Talk about either a famine or a feast. Caroline Conway’s 3,914 days of Roscommon exile ended last month and now she hopes to line out for her native county for the third time in as many weeks.
Roscommon are flying high at the summit in Division 3 of the Lidl National Football League after back-to-back victories and go to Fermanagh tomorrow bidding to make it three from three.
The Connacht IFC champions have been boosted by the return of a 35-year-old veteran.
Prior to her return, Conway’s last county start came on May, 9 2009, kicking a point that helped her side to the Division 3 crown with victory over Wicklow in Kiltoom.
Since then she’s played for Dublin, Ballyboden St Enda’s, and Ballyboden Wanderers.
She also took part in various adventure races and ended up cycling and competing in duathlons for Ireland. But then a serious back injury threatened all her sporting endeavours.
Surgery in July 2016 was the first step on the road to recovery — and to Roscommon football.
“It just makes you appreciate movement more,” she said. “The recovery was long and hard, it wasn’t an instantaneous get-up-and-go.

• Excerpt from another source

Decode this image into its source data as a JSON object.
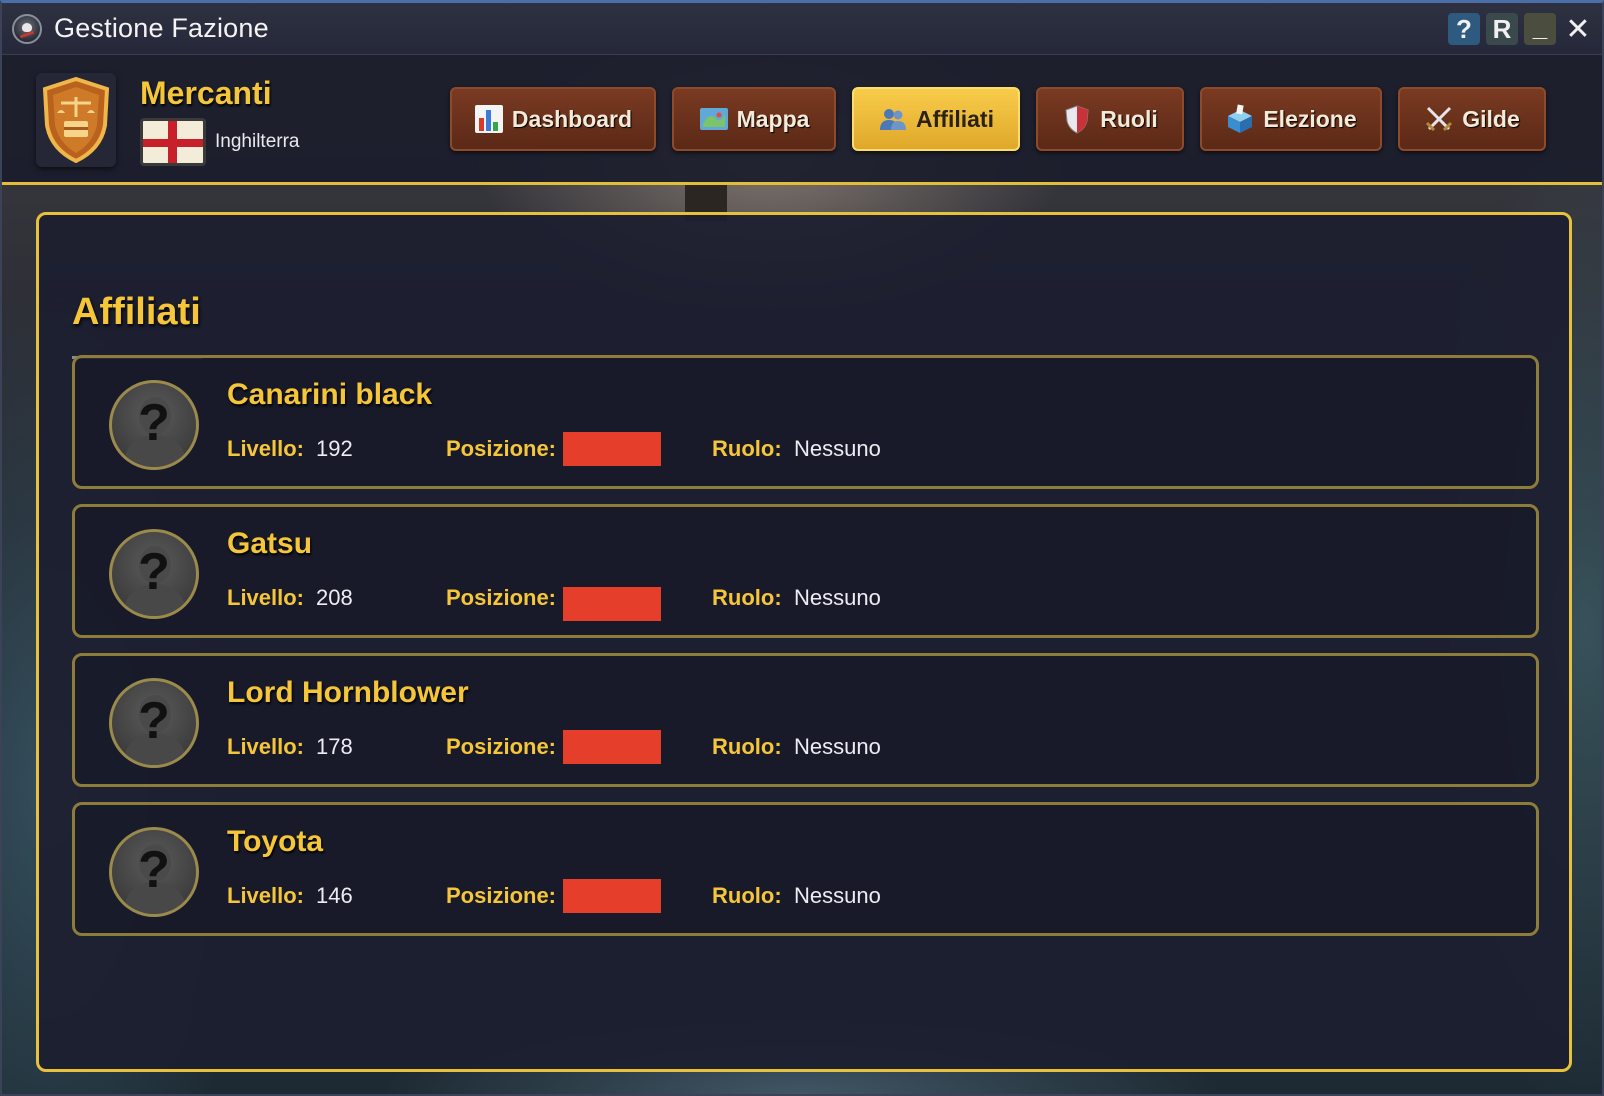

“I couldn’t lift anything or couldn’t even drive for three weeks. I started off walking again and at the start it was about building up to 100 metres. It was crazy stuff.”
Born and raised in Tulsk, Conway made her county debut in 2001, the same year they went all the way to triumph in an All-Ireland junior decider.
Success came thick and fast; she was part of a UCD O’Connor Cup triumph and won a provincial title with her club, St Mary’s.
In 2005, Roscommon were crowned All-Ireland IFC champions and she bookended the first part of intercounty career with a league title four years later.
Conway had moved to Dublin in 2006 and represented her new county the following year, after linking up with Ballyboden St Enda’s on her arrival.
The club were successful both in their home championship and provincially too, and while Conway went back playing with Roscommon, she eventually called time on that in 2009.
Her club career continued but she began to look for new ways to stay fit, and took up long-distance running before transitioning into elite cycling.
Conway cycled in the Irish development squad in 2011 and went on to compete in duathlons for her country too.
But a freak accident in March that year would have lasting repercussions. Conway was hit by a van and suffered severe back injuries.
“I was unable to put on socks or shoes, or get into the car and sit down at a desk job for a couple of months before the surgery,” said Conway.
“I had tried chiropractors and physiotherapy. I went to pretty exhaustive measures to try and get it back and not go the surgery route,” she added.
When I was gone in for the surgery I was told that I was going to be back running in six weeks. My eyes lit up but it didn’t pan out like that. The recovery was a little more complicated.
Conway got back on her feet eventually and the months of rehab eventually paid dividends.
Within a year of the operation, she returned to her GAA roots with Ballyboden Wanderers.
She admitted: “I was hesitant at the time, I said I would go up and play the challenge match and you never know I might enjoy it. They even bought me a pair of boots so I would play.”
The small Rathfarnham club provided an outlet for Conway to get back playing football.
And once again the success flowed and Conway was selected on the Junior Dubs Stars selection.
Roscommon manager Michael Finneran came calling and in January 2020 Conway was back in her county panel.
“When Mike asked me would I come back playing this year, you have the conflicting thoughts,” said Conway.
“In one ear you are going ‘just because I can, doesn’t mean I should’. Then on the other shoulder you are hearing people saying ‘long enough you will be standing looking out at people playing’.
"You definitely should give it a go while you still can.”